In an early example of what looks like a topic-comment construction, having identified the topic/agent, she was careful to rephrase the whole sentence in the order verb-agent-objectprepositional phrase: Mamaía bheanan bhean, tabhair an bhean geansaígeansaí n-ais duit Mammywomanthe woman gave the woman, the jumper back to you (T1E5 1. 126) I will also show that what I initially interpreted as overextension of a present progressive aspect, influenced by its similarity with the English, on reflection is better seen as an active renegotiation of aspect/tense parameters.
My own particular interest in second language acquisition was sparked off by the discovery that, despite significantly different learning conditions, Eithne was going through a process similar to that described by Brown (1973) in his pioneering work. I could see confirmation of the theory that children do not simply imitate and repeat what they hear from adults but that they process the speech of others and build up a competence in the language which is stored, not as phrases to suit certain circumstances, but as elements and rules which can yield an infinite < previous page page_23 next page > < previous page page_24 next page > Page 24 number of combinations.
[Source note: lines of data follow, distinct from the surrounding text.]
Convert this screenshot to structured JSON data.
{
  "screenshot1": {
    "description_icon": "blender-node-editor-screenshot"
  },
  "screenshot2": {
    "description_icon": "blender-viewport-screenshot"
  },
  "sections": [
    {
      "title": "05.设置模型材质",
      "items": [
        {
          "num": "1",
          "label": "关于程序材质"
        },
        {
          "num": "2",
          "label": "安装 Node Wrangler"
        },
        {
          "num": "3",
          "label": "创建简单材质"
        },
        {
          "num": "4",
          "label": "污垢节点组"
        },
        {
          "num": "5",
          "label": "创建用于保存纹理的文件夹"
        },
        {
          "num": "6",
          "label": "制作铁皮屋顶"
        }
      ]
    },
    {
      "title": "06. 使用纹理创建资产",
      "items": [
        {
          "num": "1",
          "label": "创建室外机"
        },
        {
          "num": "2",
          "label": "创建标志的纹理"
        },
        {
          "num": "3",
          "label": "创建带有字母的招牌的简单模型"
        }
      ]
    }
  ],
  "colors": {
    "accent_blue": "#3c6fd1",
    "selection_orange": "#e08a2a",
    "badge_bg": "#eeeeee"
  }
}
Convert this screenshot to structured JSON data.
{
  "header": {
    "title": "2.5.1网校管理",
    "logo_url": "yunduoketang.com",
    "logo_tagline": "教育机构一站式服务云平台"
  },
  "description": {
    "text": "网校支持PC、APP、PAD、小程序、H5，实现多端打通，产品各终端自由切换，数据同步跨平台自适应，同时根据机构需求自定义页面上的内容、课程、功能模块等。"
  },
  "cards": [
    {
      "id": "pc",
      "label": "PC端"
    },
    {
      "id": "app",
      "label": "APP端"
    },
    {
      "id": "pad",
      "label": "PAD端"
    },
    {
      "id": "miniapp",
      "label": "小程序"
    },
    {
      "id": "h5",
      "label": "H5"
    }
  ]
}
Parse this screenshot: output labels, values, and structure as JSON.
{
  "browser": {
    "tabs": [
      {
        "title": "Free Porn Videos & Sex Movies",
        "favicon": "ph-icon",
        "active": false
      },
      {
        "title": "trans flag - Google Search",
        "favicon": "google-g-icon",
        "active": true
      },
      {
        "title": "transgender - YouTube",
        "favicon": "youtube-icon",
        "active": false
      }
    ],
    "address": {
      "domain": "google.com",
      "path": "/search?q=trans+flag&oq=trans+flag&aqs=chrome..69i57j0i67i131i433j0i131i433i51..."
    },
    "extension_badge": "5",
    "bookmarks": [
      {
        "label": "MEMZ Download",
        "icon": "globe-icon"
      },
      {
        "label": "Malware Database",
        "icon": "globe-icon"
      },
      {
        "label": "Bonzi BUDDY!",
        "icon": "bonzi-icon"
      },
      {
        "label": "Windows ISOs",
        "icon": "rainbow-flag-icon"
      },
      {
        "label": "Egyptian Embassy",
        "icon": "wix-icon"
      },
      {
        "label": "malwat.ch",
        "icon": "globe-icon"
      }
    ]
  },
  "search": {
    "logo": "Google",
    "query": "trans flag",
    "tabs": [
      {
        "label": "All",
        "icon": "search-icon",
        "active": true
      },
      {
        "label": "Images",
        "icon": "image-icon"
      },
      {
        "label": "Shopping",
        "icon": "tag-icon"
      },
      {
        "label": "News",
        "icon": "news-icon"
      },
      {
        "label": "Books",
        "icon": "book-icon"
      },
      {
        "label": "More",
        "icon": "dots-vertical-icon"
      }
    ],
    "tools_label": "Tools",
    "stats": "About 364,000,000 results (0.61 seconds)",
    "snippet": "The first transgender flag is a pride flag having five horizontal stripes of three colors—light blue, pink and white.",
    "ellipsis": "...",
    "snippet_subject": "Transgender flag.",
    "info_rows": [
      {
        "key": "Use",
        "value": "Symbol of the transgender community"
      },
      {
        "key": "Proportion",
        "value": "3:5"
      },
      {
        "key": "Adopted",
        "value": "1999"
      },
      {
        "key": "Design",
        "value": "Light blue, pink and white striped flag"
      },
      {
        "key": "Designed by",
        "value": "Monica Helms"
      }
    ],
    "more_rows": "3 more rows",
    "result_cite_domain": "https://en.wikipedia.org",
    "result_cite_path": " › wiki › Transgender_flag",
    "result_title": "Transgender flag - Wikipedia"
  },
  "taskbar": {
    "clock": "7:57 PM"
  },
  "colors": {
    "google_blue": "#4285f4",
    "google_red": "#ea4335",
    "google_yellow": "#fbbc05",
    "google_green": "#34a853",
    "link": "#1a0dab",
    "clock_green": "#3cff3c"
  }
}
As I will show, her development was facilitated by the interaction process but this does not suffice to account for particular forms or the order in which they appear. The adult conversing with a small child does not attempt to teach items of grammar and evidence from both first and second language acquisition research suggests that to do so would be a waste of time (Crystal, 1976: 34-5). The explanation for the 'natural order' of morpheme development which can be seen to exist even though one might quarrel with the more extreme position on it (see Chapter 2, under 'Interlanguage'), must be sought either in the mind of the child/learner or in the workings of language or most probably in the processes resulting from interaction of the two.